Initially, we note defendant has cited several cases involving analysis of evidence under the prior law, which required the State to prove defendant sane at the time of the offense beyond a reasonable doubt once the defendant had raised the issue of insanity and created a reasonable doubt as to defendant's sanity. (See People v. Moore (1986), 147 Ill. App. 3d 881, 498 N.E.2d 701 (for a comparison of the present law and the pre-1984 insanity defense).) Because of the difference in the burden of proof, the cases defendant cites to this court which were decided under the prior law have little value to a determination of the sufficiency of the evidence in the case at bar. Defendant cannot merely raise a reasonable doubt as to her sanity. Similarly, the cases cited by defendant involving a finding of guilty but mentally ill are not applicable here. In cases in which the State seeks a GBMI finding, the State has the burden of proving defendant sane at the time of the offense beyond a reasonable doubt. (For a comparison of the standards relating to the insanity defense and GBMI, see People v. Fierer (1988), 124 Ill. 2d 176.)
On the other hand, the change in the law does raise a valid consideration which must be resolved before the case at bar can be decided. Under the prior law, once a trial court found defendant to be sane at the time of the offense, a reviewing court would refuse to overturn the finding of the trial court unless the finding was so improbable or unsatisfactory as to create a reasonable doubt as to defendant's sanity. (People v. Skorka (1986), 147 Ill. App. 3d 976, 498 N.E.2d 607.) However, since the burden of proof has been modified from "beyond a reasonable doubt" to "a preponderance of the evidence," then it would also appear to be appropriate for the standard of review to change to a determination of whether the trial court's finding was against the manifest weight of the evidence.
According to defendant, the only evidence concerning defendant's mental condition at the time of the offenses was the expert opinion of Dr. Beck.

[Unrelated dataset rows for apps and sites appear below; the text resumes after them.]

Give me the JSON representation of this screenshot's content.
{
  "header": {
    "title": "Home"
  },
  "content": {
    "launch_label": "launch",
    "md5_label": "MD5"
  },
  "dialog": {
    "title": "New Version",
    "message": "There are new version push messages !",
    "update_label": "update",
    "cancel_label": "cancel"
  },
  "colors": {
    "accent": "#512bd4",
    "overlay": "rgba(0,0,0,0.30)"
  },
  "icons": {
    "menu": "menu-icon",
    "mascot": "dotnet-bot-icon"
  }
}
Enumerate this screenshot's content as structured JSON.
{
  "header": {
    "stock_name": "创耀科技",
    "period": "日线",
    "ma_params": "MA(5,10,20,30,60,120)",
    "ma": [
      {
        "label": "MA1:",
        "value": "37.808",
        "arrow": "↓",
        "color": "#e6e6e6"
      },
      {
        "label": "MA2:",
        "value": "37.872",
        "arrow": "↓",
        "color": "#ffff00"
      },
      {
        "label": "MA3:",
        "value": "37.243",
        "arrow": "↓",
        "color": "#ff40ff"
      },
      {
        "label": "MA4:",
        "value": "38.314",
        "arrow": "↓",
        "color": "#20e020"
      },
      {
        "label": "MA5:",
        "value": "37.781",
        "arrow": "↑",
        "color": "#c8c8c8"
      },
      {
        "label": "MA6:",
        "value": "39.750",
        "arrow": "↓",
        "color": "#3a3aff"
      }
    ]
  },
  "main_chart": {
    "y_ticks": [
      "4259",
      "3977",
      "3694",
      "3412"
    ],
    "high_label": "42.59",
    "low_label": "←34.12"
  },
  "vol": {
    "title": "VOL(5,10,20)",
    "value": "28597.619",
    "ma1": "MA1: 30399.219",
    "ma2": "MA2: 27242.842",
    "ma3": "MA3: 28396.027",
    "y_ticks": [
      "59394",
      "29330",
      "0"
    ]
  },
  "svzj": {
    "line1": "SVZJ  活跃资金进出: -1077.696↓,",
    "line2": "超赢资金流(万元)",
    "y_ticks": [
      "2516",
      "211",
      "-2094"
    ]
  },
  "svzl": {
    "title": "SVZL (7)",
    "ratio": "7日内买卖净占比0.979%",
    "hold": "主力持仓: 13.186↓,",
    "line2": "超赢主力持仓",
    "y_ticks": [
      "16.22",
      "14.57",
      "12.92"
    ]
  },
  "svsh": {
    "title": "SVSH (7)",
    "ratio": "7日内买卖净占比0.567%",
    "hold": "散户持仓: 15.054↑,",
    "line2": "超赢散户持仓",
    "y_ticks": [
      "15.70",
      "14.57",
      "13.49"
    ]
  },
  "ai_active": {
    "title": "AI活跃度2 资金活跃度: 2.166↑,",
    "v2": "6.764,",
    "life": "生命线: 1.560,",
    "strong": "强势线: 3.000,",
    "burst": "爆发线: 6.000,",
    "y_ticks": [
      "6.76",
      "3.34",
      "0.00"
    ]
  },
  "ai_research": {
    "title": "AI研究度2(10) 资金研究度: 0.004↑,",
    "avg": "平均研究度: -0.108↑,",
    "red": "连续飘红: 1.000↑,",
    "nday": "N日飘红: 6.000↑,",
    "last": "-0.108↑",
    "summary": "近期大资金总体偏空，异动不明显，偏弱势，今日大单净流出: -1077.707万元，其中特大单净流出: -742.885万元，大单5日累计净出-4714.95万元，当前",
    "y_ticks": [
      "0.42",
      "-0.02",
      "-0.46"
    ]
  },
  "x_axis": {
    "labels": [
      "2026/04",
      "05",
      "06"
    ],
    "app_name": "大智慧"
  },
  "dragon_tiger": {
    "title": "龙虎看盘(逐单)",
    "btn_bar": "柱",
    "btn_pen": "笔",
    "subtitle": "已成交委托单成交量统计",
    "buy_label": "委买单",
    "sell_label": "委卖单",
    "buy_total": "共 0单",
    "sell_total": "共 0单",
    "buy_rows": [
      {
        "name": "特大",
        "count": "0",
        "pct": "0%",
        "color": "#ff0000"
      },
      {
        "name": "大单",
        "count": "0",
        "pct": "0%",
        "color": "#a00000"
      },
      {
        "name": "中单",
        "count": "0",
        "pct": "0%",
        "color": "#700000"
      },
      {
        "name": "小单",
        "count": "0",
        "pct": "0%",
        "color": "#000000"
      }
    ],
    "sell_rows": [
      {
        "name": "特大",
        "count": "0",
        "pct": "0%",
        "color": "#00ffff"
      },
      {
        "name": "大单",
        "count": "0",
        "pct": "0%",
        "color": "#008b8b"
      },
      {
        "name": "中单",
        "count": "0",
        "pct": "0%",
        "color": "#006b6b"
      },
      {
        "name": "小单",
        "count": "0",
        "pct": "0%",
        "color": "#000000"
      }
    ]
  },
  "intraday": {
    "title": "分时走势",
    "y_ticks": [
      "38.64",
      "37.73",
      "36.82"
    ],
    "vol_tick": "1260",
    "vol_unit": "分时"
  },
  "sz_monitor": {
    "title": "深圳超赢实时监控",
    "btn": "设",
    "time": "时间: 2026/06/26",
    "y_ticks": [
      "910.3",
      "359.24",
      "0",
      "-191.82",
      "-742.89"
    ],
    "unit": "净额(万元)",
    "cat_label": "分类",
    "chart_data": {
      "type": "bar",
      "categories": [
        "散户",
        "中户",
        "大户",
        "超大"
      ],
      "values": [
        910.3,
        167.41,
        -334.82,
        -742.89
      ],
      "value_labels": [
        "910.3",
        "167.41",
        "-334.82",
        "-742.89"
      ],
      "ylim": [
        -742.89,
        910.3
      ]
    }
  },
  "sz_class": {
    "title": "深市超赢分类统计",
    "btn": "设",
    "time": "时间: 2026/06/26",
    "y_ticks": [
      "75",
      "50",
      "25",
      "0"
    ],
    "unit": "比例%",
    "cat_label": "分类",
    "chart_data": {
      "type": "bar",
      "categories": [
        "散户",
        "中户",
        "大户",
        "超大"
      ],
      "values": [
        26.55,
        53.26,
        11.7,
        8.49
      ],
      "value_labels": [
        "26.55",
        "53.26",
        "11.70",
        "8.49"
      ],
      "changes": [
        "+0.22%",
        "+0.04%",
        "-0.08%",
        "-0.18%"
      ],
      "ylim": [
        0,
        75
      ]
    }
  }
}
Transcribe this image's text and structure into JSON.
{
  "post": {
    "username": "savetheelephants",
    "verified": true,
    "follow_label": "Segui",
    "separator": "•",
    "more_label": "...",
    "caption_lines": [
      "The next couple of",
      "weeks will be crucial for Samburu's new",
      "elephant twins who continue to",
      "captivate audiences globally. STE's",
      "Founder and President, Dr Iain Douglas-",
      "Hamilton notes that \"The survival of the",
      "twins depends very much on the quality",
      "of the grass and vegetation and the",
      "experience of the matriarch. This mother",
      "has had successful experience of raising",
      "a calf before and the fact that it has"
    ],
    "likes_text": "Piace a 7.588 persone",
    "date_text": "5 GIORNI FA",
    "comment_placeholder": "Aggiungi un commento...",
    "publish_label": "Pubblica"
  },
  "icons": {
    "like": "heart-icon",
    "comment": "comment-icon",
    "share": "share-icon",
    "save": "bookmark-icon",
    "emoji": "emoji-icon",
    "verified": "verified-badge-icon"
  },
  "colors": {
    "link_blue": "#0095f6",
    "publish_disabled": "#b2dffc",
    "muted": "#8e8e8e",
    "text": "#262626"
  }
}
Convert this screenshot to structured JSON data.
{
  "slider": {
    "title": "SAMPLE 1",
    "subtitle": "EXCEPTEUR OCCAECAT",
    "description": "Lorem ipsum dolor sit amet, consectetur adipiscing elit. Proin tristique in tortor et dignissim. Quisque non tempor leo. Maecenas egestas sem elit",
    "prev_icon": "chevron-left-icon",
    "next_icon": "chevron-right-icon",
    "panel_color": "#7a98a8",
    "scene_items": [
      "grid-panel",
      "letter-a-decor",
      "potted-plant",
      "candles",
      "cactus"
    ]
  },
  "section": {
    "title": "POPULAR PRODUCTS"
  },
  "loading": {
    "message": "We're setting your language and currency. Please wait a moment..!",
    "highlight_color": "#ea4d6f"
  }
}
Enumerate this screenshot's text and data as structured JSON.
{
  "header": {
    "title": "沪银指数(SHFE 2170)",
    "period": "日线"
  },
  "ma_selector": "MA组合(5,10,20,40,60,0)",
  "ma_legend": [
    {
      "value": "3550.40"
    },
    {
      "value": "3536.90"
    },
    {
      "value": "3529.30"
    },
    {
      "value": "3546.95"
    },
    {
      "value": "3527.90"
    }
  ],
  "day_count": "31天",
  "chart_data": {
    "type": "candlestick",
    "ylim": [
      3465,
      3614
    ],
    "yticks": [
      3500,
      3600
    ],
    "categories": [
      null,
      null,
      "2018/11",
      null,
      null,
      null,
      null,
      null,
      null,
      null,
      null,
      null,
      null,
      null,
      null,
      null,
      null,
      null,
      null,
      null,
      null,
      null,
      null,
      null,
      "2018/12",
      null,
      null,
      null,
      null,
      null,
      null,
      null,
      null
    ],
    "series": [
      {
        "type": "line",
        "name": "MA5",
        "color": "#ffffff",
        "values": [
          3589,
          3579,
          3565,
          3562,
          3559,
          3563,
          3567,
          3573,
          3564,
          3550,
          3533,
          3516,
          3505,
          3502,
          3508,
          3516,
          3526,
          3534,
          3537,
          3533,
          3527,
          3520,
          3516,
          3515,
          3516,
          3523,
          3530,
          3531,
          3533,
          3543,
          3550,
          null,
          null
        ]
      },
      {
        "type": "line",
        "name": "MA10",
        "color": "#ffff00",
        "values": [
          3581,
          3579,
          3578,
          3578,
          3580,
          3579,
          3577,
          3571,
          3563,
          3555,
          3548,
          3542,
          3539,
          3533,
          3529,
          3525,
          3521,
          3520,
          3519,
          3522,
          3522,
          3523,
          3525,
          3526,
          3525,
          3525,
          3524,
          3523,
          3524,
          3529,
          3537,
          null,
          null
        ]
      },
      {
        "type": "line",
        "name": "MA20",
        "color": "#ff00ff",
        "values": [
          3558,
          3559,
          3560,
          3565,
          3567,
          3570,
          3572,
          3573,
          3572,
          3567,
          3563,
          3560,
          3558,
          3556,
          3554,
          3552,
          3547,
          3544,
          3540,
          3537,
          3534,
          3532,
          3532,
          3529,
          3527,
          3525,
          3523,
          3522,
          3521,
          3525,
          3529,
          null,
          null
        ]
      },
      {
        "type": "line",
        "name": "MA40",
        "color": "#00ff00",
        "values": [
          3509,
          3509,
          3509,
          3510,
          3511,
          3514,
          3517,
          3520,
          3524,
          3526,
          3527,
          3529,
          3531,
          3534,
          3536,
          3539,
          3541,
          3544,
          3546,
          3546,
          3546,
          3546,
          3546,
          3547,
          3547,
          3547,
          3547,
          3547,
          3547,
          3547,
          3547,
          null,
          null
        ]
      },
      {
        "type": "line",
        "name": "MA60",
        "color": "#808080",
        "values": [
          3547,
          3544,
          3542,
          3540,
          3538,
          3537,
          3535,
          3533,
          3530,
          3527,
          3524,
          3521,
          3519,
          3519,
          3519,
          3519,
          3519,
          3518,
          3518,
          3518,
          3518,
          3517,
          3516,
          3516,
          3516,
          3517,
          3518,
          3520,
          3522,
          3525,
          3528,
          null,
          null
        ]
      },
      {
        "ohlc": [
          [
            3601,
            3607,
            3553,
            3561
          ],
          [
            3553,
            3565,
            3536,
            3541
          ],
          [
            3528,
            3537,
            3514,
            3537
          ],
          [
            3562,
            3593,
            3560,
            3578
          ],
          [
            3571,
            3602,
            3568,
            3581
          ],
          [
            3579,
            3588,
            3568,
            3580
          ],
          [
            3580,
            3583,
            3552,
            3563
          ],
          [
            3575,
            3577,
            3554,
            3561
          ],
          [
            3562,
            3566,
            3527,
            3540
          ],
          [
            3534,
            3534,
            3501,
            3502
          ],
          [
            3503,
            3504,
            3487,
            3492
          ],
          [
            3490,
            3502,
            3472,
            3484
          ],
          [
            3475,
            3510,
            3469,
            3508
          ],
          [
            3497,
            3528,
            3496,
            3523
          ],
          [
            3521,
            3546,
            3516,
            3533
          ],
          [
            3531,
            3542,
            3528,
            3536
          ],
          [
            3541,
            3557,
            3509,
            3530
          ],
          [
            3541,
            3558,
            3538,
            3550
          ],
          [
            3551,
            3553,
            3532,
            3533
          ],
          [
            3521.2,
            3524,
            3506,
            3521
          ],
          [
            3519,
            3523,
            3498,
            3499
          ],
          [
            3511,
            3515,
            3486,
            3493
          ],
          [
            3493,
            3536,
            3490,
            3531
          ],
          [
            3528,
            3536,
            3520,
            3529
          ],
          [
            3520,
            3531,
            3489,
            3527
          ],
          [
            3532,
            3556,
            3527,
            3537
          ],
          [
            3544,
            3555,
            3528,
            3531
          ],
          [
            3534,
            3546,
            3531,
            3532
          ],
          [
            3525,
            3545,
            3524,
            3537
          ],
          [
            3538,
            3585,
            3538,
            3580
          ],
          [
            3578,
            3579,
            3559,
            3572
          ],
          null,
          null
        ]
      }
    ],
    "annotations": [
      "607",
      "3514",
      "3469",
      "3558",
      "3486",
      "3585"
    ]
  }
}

In deciding sanity, the court is not required to accept the opinion of the expert (People v. Martin (1980), 87 Ill. App. 3d 77, 409 N.E.2d 114), and the trial court can look to the reasons given and the factual details relied upon in reaching the ...